▶ [Task brief] Leave the pictures out and restate every line below exactly.

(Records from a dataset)
======
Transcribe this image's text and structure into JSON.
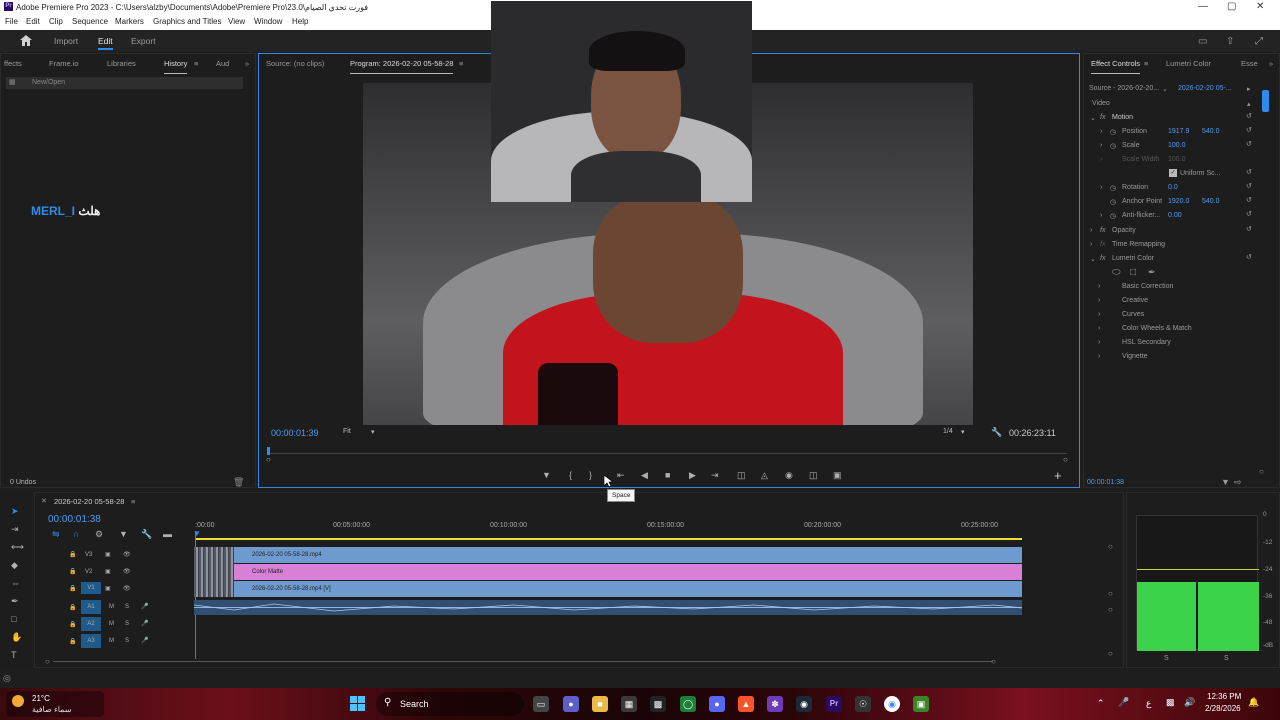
{
  "window": {
    "title": "Adobe Premiere Pro 2023 - C:\\Users\\alzby\\Documents\\Adobe\\Premiere Pro\\23.0\\فورت تحدي الصيام",
    "logo": "Pr"
  },
  "menu": [
    "File",
    "Edit",
    "Clip",
    "Sequence",
    "Markers",
    "Graphics and Titles",
    "View",
    "Window",
    "Help"
  ],
  "workspace": {
    "home_icon": "home-icon",
    "tabs": [
      "Import",
      "Edit",
      "Export"
    ],
    "active": "Edit"
  },
  "left_panel": {
    "tabs": [
      "ffects",
      "Frame.io",
      "Libraries",
      "History",
      "Aud"
    ],
    "active_tab": "History",
    "history_items": [
      "New/Open"
    ],
    "undo_count": "0 Undos"
  },
  "overlay_text": {
    "prefix": "MERL_I",
    "arabic": "هلث"
  },
  "monitor": {
    "source_tab": "Source: (no clips)",
    "program_tab": "Program: 2026-02-20 05-58-28",
    "current_time": "00:00:01:39",
    "zoom": "Fit",
    "resolution": "1/4",
    "duration": "00:26:23:11",
    "tooltip": "Space"
  },
  "effect_controls": {
    "tabs": [
      "Effect Controls",
      "Lumetri Color",
      "Esse"
    ],
    "source": "Source - 2026-02-20...",
    "clip": "2026-02-20 05-...",
    "section": "Video",
    "motion": {
      "label": "Motion",
      "position_label": "Position",
      "position_x": "1917.9",
      "position_y": "540.0",
      "scale_label": "Scale",
      "scale": "100.0",
      "scale_width_label": "Scale Width",
      "scale_width": "100.0",
      "uniform_label": "Uniform Sc...",
      "rotation_label": "Rotation",
      "rotation": "0.0",
      "anchor_label": "Anchor Point",
      "anchor_x": "1920.0",
      "anchor_y": "540.0",
      "antiflicker_label": "Anti-flicker...",
      "antiflicker": "0.00"
    },
    "opacity": "Opacity",
    "time_remap": "Time Remapping",
    "lumetri": "Lumetri Color",
    "lumetri_items": [
      "Basic Correction",
      "Creative",
      "Curves",
      "Color Wheels & Match",
      "HSL Secondary",
      "Vignette"
    ],
    "timecode": "00:00:01:38"
  },
  "timeline": {
    "sequence_name": "2026-02-20 05-58-28",
    "timecode": "00:00:01:38",
    "ruler": [
      ":00:00",
      "00:05:00:00",
      "00:10:00:00",
      "00:15:00:00",
      "00:20:00:00",
      "00:25:00:00"
    ],
    "tracks": [
      "V3",
      "V2",
      "V1",
      "A1",
      "A2",
      "A3"
    ],
    "clips": {
      "v3": "2026-02-20 05-58-28.mp4",
      "v2": "Color Matte",
      "v1": "2026-02-20 05-58-28.mp4 [V]"
    }
  },
  "meter": {
    "scale": [
      "0",
      "-12",
      "-24",
      "-36",
      "-48",
      "-dB"
    ],
    "solo": [
      "S",
      "S"
    ]
  },
  "taskbar": {
    "weather_temp": "21°C",
    "weather_desc": "سماء صافية",
    "search": "Search",
    "time": "12:36 PM",
    "date": "2/28/2026",
    "lang": "ع"
  },
  "colors": {
    "accent": "#2d8ceb",
    "clip_video": "#6d9bd0",
    "clip_matte": "#d87fd6",
    "meter_green": "#3cd34a"
  }
}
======
▶ [Task result]
Transcribe this image's text and structure into JSON.
{
  "window": {
    "title": "Adobe Premiere Pro 2023 - C:\\Users\\alzby\\Documents\\Adobe\\Premiere Pro\\23.0\\فورت تحدي الصيام",
    "logo": "Pr"
  },
  "menu": [
    "File",
    "Edit",
    "Clip",
    "Sequence",
    "Markers",
    "Graphics and Titles",
    "View",
    "Window",
    "Help"
  ],
  "workspace": {
    "home_icon": "home-icon",
    "tabs": [
      "Import",
      "Edit",
      "Export"
    ],
    "active": "Edit"
  },
  "left_panel": {
    "tabs": [
      "ffects",
      "Frame.io",
      "Libraries",
      "History",
      "Aud"
    ],
    "active_tab": "History",
    "history_items": [
      "New/Open"
    ],
    "undo_count": "0 Undos"
  },
  "overlay_text": {
    "prefix": "MERL_I",
    "arabic": "هلث"
  },
  "monitor": {
    "source_tab": "Source: (no clips)",
    "program_tab": "Program: 2026-02-20 05-58-28",
    "current_time": "00:00:01:39",
    "zoom": "Fit",
    "resolution": "1/4",
    "duration": "00:26:23:11",
    "tooltip": "Space"
  },
  "effect_controls": {
    "tabs": [
      "Effect Controls",
      "Lumetri Color",
      "Esse"
    ],
    "source": "Source - 2026-02-20...",
    "clip": "2026-02-20 05-...",
    "section": "Video",
    "motion": {
      "label": "Motion",
      "position_label": "Position",
      "position_x": "1917.9",
      "position_y": "540.0",
      "scale_label": "Scale",
      "scale": "100.0",
      "scale_width_label": "Scale Width",
      "scale_width": "100.0",
      "uniform_label": "Uniform Sc...",
      "rotation_label": "Rotation",
      "rotation": "0.0",
      "anchor_label": "Anchor Point",
      "anchor_x": "1920.0",
      "anchor_y": "540.0",
      "antiflicker_label": "Anti-flicker...",
      "antiflicker": "0.00"
    },
    "opacity": "Opacity",
    "time_remap": "Time Remapping",
    "lumetri": "Lumetri Color",
    "lumetri_items": [
      "Basic Correction",
      "Creative",
      "Curves",
      "Color Wheels & Match",
      "HSL Secondary",
      "Vignette"
    ],
    "timecode": "00:00:01:38"
  },
  "timeline": {
    "sequence_name": "2026-02-20 05-58-28",
    "timecode": "00:00:01:38",
    "ruler": [
      ":00:00",
      "00:05:00:00",
      "00:10:00:00",
      "00:15:00:00",
      "00:20:00:00",
      "00:25:00:00"
    ],
    "tracks": [
      "V3",
      "V2",
      "V1",
      "A1",
      "A2",
      "A3"
    ],
    "clips": {
      "v3": "2026-02-20 05-58-28.mp4",
      "v2": "Color Matte",
      "v1": "2026-02-20 05-58-28.mp4 [V]"
    }
  },
  "meter": {
    "scale": [
      "0",
      "-12",
      "-24",
      "-36",
      "-48",
      "-dB"
    ],
    "solo": [
      "S",
      "S"
    ]
  },
  "taskbar": {
    "weather_temp": "21°C",
    "weather_desc": "سماء صافية",
    "search": "Search",
    "time": "12:36 PM",
    "date": "2/28/2026",
    "lang": "ع"
  },
  "colors": {
    "accent": "#2d8ceb",
    "clip_video": "#6d9bd0",
    "clip_matte": "#d87fd6",
    "meter_green": "#3cd34a"
  }
}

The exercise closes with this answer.